# PROMPT
Word for word, repeat all of the entries below.

(Items from a dataset)
----
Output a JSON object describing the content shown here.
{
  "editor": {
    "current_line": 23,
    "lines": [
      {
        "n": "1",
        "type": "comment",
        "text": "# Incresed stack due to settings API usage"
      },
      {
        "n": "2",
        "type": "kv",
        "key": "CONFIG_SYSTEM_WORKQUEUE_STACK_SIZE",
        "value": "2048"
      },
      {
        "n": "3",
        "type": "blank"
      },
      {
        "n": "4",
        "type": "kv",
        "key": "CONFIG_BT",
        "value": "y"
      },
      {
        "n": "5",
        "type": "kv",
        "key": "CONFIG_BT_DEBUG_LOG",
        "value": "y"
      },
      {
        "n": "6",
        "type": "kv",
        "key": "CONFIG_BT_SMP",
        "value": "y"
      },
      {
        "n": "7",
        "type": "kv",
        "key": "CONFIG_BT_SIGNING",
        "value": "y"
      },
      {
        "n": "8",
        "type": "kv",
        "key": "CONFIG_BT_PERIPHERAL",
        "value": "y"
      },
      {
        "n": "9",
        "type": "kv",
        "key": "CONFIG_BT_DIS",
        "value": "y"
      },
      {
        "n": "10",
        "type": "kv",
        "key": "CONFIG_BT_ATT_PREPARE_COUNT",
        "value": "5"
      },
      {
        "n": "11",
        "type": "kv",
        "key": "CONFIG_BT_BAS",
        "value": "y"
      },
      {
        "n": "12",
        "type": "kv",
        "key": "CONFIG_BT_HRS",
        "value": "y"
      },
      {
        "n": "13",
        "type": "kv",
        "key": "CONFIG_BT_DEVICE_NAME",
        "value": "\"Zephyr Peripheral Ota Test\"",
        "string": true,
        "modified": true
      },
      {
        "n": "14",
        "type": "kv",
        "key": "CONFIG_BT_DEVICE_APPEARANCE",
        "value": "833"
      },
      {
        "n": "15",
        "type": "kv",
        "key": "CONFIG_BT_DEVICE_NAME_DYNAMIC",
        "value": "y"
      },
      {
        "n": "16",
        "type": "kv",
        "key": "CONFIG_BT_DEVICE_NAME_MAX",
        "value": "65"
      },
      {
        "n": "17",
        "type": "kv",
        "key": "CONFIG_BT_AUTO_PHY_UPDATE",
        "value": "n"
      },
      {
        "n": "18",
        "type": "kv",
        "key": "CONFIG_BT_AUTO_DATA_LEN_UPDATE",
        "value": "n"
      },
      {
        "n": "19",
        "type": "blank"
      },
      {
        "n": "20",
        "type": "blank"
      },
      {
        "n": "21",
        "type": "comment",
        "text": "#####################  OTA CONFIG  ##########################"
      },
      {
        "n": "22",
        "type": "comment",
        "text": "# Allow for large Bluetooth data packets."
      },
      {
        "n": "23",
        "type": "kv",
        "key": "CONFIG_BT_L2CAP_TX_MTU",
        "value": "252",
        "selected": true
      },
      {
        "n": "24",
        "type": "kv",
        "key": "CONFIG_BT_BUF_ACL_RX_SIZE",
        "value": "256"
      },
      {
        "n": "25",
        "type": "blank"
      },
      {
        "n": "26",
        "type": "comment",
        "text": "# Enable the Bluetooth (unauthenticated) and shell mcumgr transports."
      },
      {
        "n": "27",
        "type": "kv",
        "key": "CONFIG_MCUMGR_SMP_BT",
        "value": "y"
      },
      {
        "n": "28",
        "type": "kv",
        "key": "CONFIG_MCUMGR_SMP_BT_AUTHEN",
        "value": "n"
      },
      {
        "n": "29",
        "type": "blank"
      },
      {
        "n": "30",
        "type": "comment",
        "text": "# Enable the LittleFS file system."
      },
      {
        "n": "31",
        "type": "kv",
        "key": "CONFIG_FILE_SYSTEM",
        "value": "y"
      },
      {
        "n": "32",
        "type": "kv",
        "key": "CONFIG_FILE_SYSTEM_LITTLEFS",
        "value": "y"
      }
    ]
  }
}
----
# SOLVED EXERCISE
Output a JSON object describing the content shown here.
{
  "editor": {
    "current_line": 23,
    "lines": [
      {
        "n": "1",
        "type": "comment",
        "text": "# Incresed stack due to settings API usage"
      },
      {
        "n": "2",
        "type": "kv",
        "key": "CONFIG_SYSTEM_WORKQUEUE_STACK_SIZE",
        "value": "2048"
      },
      {
        "n": "3",
        "type": "blank"
      },
      {
        "n": "4",
        "type": "kv",
        "key": "CONFIG_BT",
        "value": "y"
      },
      {
        "n": "5",
        "type": "kv",
        "key": "CONFIG_BT_DEBUG_LOG",
        "value": "y"
      },
      {
        "n": "6",
        "type": "kv",
        "key": "CONFIG_BT_SMP",
        "value": "y"
      },
      {
        "n": "7",
        "type": "kv",
        "key": "CONFIG_BT_SIGNING",
        "value": "y"
      },
      {
        "n": "8",
        "type": "kv",
        "key": "CONFIG_BT_PERIPHERAL",
        "value": "y"
      },
      {
        "n": "9",
        "type": "kv",
        "key": "CONFIG_BT_DIS",
        "value": "y"
      },
      {
        "n": "10",
        "type": "kv",
        "key": "CONFIG_BT_ATT_PREPARE_COUNT",
        "value": "5"
      },
      {
        "n": "11",
        "type": "kv",
        "key": "CONFIG_BT_BAS",
        "value": "y"
      },
      {
        "n": "12",
        "type": "kv",
        "key": "CONFIG_BT_HRS",
        "value": "y"
      },
      {
        "n": "13",
        "type": "kv",
        "key": "CONFIG_BT_DEVICE_NAME",
        "value": "\"Zephyr Peripheral Ota Test\"",
        "string": true,
        "modified": true
      },
      {
        "n": "14",
        "type": "kv",
        "key": "CONFIG_BT_DEVICE_APPEARANCE",
        "value": "833"
      },
      {
        "n": "15",
        "type": "kv",
        "key": "CONFIG_BT_DEVICE_NAME_DYNAMIC",
        "value": "y"
      },
      {
        "n": "16",
        "type": "kv",
        "key": "CONFIG_BT_DEVICE_NAME_MAX",
        "value": "65"
      },
      {
        "n": "17",
        "type": "kv",
        "key": "CONFIG_BT_AUTO_PHY_UPDATE",
        "value": "n"
      },
      {
        "n": "18",
        "type": "kv",
        "key": "CONFIG_BT_AUTO_DATA_LEN_UPDATE",
        "value": "n"
      },
      {
        "n": "19",
        "type": "blank"
      },
      {
        "n": "20",
        "type": "blank"
      },
      {
        "n": "21",
        "type": "comment",
        "text": "#####################  OTA CONFIG  ##########################"
      },
      {
        "n": "22",
        "type": "comment",
        "text": "# Allow for large Bluetooth data packets."
      },
      {
        "n": "23",
        "type": "kv",
        "key": "CONFIG_BT_L2CAP_TX_MTU",
        "value": "252",
        "selected": true
      },
      {
        "n": "24",
        "type": "kv",
        "key": "CONFIG_BT_BUF_ACL_RX_SIZE",
        "value": "256"
      },
      {
        "n": "25",
        "type": "blank"
      },
      {
        "n": "26",
        "type": "comment",
        "text": "# Enable the Bluetooth (unauthenticated) and shell mcumgr transports."
      },
      {
        "n": "27",
        "type": "kv",
        "key": "CONFIG_MCUMGR_SMP_BT",
        "value": "y"
      },
      {
        "n": "28",
        "type": "kv",
        "key": "CONFIG_MCUMGR_SMP_BT_AUTHEN",
        "value": "n"
      },
      {
        "n": "29",
        "type": "blank"
      },
      {
        "n": "30",
        "type": "comment",
        "text": "# Enable the LittleFS file system."
      },
      {
        "n": "31",
        "type": "kv",
        "key": "CONFIG_FILE_SYSTEM",
        "value": "y"
      },
      {
        "n": "32",
        "type": "kv",
        "key": "CONFIG_FILE_SYSTEM_LITTLEFS",
        "value": "y"
      }
    ]
  }
}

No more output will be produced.